OK, so we’ve actually been off for several days now. We are sitting on the hook here at Galiano Island, thinking about when to charge across the Straight of Georgia to Vancouver. Then we realized, oh maybe we should write something so these first days are not just a hazy blur in August.
We left Tuesday, May 1, and it feels like just another summer vacation (ok a little cooler from a temperature POV). We’re out and about in the San Juan’s. Only this time….we don’t have a return date until September. I suspect that it really won’t feel massively different until we get further North, to places we’ve never been before. We love the San Juan’s and the Canadian Gulf Islands…but we also know them.
First night was on a State Parks buoy at Jones Island, North Cove. It’s a favorite spot, and hard to get into in full summer with all the other boats. Day 2 we crossed into Canada and checked in at Bedwell Harbor. Once cleared, we sailed around the point to Port Browning on North Pender Island.
It’s a cute refuge, with a public wharf where you can tie up free for 2 hours and walk about 3/4 of a mile to a pretty good grocery, bakery, liquor store, etc. It’s good to walk after being on the boat for two days.
Karin, what’s it been like being on the boat that long? This was not a hard walk at all but longer than I was expecting or wanted at the moment (so yes, I grumbled about it). However, once we got to the retail center and got a chance to do a bit of reprovisioning it turned out to be a nice jaunt and a much needed stretch of the legs.
Overall, its taking me a bit of time to acclimate to being underway. I’ve been quite sore going up and down the companionway and pulling lines etc. But sleeping great if not a little hard. That gently rocking at night and exposure during the day is a good combination for sleeping long and well each night.
I did try to do a bit of boat yoga (aka boga) because I’m pretty stiff. The hardest part is finding a smooth spot to lie down and not whack a hand, foot, or head.
Day 3 we sailed through Plumper Sound and around to look at the harbor in Ganges. If you’re checking in on our tracker map at all, you’ll see that it looks crazy in this area. That’s because, in addition to looking at Ganges, we also looked at a number of coves on Pender Island’s NW side. High winds from the SE were forecast….and Ganges is a great harbor…but it’s open to the SE. So after taking a look, we headed by to the quiet cove called James Bay on Pender Island where we tucked into a tiny bay….and slept like babies.

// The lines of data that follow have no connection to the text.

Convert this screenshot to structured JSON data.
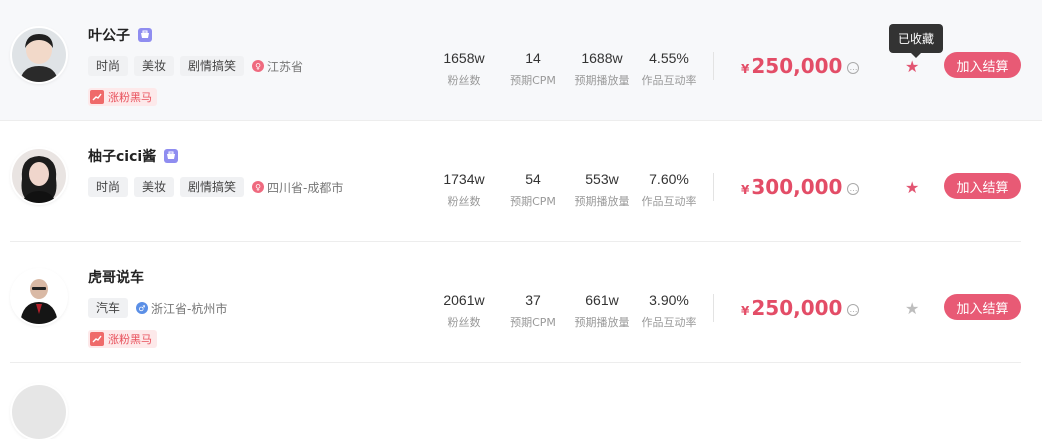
{
  "tooltip": "已收藏",
  "colors": {
    "accent": "#e85a75",
    "price": "#e34d67",
    "star_on": "#e25572",
    "star_off": "#bdbdbd"
  },
  "rows": [
    {
      "name": "叶公子",
      "tags": [
        "时尚",
        "美妆",
        "剧情搞笑"
      ],
      "gender": "female",
      "location": "江苏省",
      "badge": "涨粉黑马",
      "fans": "1658w",
      "fans_label": "粉丝数",
      "cpm": "14",
      "cpm_label": "预期CPM",
      "plays": "1688w",
      "plays_label": "预期播放量",
      "engagement": "4.55%",
      "engagement_label": "作品互动率",
      "currency": "¥",
      "price": "250,000",
      "favorited": true,
      "button": "加入结算"
    },
    {
      "name": "柚子cici酱",
      "tags": [
        "时尚",
        "美妆",
        "剧情搞笑"
      ],
      "gender": "female",
      "location": "四川省-成都市",
      "badge": "",
      "fans": "1734w",
      "fans_label": "粉丝数",
      "cpm": "54",
      "cpm_label": "预期CPM",
      "plays": "553w",
      "plays_label": "预期播放量",
      "engagement": "7.60%",
      "engagement_label": "作品互动率",
      "currency": "¥",
      "price": "300,000",
      "favorited": true,
      "button": "加入结算"
    },
    {
      "name": "虎哥说车",
      "tags": [
        "汽车"
      ],
      "gender": "male",
      "location": "浙江省-杭州市",
      "badge": "涨粉黑马",
      "fans": "2061w",
      "fans_label": "粉丝数",
      "cpm": "37",
      "cpm_label": "预期CPM",
      "plays": "661w",
      "plays_label": "预期播放量",
      "engagement": "3.90%",
      "engagement_label": "作品互动率",
      "currency": "¥",
      "price": "250,000",
      "favorited": false,
      "button": "加入结算"
    }
  ]
}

Thursday we popped over to Ganges again and tied up to the public wharf so we could go shopping at the grocery and have lunch at the pub. Getting off the dock was a little hairy as there was a 13 knot breeze down the long harbor, hitting us right in the back on the dock. We had to pop off the dock, using reverse to hold us against the tail wind, then gun the throttle to have the power to make a sharp 180 degree turn though a narrow opening of boats. Endless Song is a great boat with many fine qualities, but nimble turning in tight quarters is not one of them. And the wind was pushing hard the wrong way.
One of her good qualities is heft. So once I got her moving the right way, she told the wind to stuff it, and plowed right around the corner and out into the main harbor. Once around the corner I could finally un-pucker.
Once clear of all the traffic, we popped the head sail and it was a gentle sail over to Montague Harbor on Galiano Island for another quiet night on the hook.
Oh, random thought of the day. You all know we love Endless Song….but one day we will be too old and fragile to hoist sails all day. No worries….here’s the type of boat we’ll move to when we’re done “sailing.”
This is a Lord Nelson Victory Tug. This one is next to us in Montague Harbor this morning. Funny thing is, we walk past this boat almost every day on the D dock at Anacortes Marina. Her name is “Hiaqua” and clearly, I need to meet her owners.
So that’s it for now. Next up, we’ll cross over to Vancouver to see David and Lang Lavigne. They live on our dock in Anacortes, but have been up here for a few months for David’s work. We’ll resupply, then push on North.